Gather the lines from the material that contain "label".

Information shown →
*** Block opens ***

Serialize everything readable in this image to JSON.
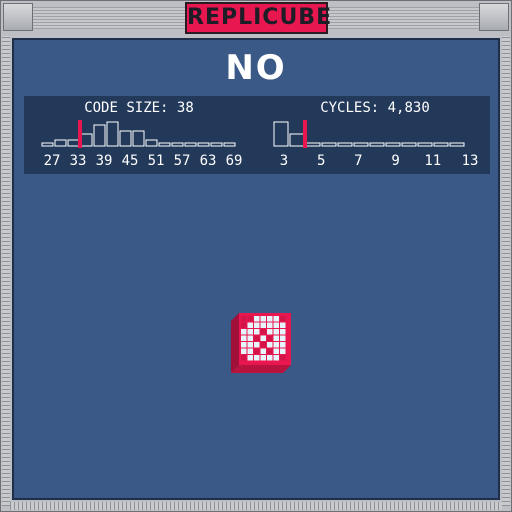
{
  "app": {
    "title": "REPLICUBE"
  },
  "result": {
    "text": "NO"
  },
  "stats": {
    "code_size": {
      "label": "CODE SIZE: 38",
      "value": 38,
      "ticks": [
        "27",
        "33",
        "39",
        "45",
        "51",
        "57",
        "63",
        "69"
      ],
      "bins": [
        1,
        2,
        2,
        4,
        7,
        8,
        5,
        5,
        2,
        1,
        1,
        1,
        1,
        1,
        1
      ],
      "marker_bin": 3
    },
    "cycles": {
      "label": "CYCLES: 4,830",
      "value": 4830,
      "ticks": [
        "3",
        "5",
        "7",
        "9",
        "11",
        "13"
      ],
      "bins": [
        8,
        4,
        1,
        1,
        1,
        1,
        1,
        1,
        1,
        1,
        1,
        1
      ],
      "marker_bin": 2
    }
  },
  "colors": {
    "accent": "#e8174f",
    "screen_bg": "#3a5986",
    "panel_bg": "#23395a",
    "text": "#ffffff",
    "cube_fill": "#e6f4fb"
  },
  "icons": {
    "cube_preview": "voxel-cube-icon"
  }
}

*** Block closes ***

Answer to the problem →
      "label": "CODE SIZE: 38",
      "label": "CYCLES: 4,830",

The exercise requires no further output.